No, for once, I will let the book do the talking, as despite reservations and embattled enthusiasms, the one thing you can count on in a John D. MacDonald novel is that something will surprise you, something will ring true, and make you realise that all those crazy mixed-up thoughts that spin around in the drum of your brain are felt by someone else. In this case, and because I'm feeling lonesome as it's Christmas and I'm all alone**, this is what captured my attention. Apologies for the wholesale theft of text, but I'm sure it constitutes less than 10% so up yours, Fair Use!


"Travis, I've mentioned to you the second law of thermodynamics."
"Which is?"
"That all organised systems tend to slide slowly into chaos and disorder. Energy tends to run down. The universe itself heads inevitably towards darkness and stasis."
"Cheering thought."
"Piogogine altered this concept with his idea of dissipative structures." 
I'm sure you're with me on this one. I've never felt so connected by someone else's analysis of the spiral of lonelin–– shit, hang on I'm missing a bit.
"He used the analogy of a walled city and an open city. The walled city, isolated from its surroundings, will run down, decay and die. The open city will have an exchange of material and energy with its surroundings and will become larger and more complex, capable of dissipating energy even as it grows. I have been thinking that it would not warp the analogy too badly to extend it to a single individual."
"The walled person versus the open person?"
"The walled person would decline, fade, decay."
"Meyer, dammit, I have a lot more interchange of material and energy with my environment than most."
Ugh. Always back to that. Never mind, on we press.
"In a physical sense, but you are not decaying in any physical sense..."
"The decay is emotional?" 
 "And you are walled, in an emotional sense... You are getting no emotional feedback."

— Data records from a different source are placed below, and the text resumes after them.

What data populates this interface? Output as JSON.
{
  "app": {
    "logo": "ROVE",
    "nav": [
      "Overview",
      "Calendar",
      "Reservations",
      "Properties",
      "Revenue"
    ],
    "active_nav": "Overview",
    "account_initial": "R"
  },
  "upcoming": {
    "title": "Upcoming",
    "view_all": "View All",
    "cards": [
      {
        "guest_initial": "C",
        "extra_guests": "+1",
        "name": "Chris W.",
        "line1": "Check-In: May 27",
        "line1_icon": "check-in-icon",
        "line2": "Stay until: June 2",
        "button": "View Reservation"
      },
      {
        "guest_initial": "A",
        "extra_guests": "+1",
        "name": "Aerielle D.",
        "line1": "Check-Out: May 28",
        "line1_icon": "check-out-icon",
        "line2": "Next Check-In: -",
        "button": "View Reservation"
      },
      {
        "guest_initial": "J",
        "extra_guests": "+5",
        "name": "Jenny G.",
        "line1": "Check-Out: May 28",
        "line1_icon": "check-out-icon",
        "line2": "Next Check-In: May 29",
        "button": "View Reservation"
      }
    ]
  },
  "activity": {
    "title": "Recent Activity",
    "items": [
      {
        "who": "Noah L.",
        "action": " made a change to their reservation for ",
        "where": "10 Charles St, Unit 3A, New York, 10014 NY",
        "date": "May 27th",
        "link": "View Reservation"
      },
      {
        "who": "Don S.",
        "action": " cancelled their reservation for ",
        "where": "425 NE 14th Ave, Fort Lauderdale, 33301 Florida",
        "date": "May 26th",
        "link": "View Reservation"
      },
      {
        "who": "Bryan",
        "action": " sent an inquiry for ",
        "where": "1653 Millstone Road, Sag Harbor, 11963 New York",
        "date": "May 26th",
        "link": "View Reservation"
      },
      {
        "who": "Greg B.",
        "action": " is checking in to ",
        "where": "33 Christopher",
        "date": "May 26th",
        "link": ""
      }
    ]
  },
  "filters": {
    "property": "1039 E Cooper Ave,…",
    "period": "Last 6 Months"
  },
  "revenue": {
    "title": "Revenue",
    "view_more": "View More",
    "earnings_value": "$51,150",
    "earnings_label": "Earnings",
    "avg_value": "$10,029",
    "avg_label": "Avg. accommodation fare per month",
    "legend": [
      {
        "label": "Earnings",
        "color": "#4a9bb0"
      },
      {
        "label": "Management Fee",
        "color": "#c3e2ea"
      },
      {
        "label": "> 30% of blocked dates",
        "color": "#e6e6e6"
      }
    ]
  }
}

 "Where do I go looking for some?"
 "That's the catch. You can't. It isn't that mechanical. You merely have to be receptive and hope it comes along."
"Meanwhile, I am being ground down by the second law of thermodynamics?"
"In a sense, yes." 
"Thank you so much." 
Yeah, that sounded a lot better when I was crying into a pint of red wine...

* And poorly executed I might add
** And milking it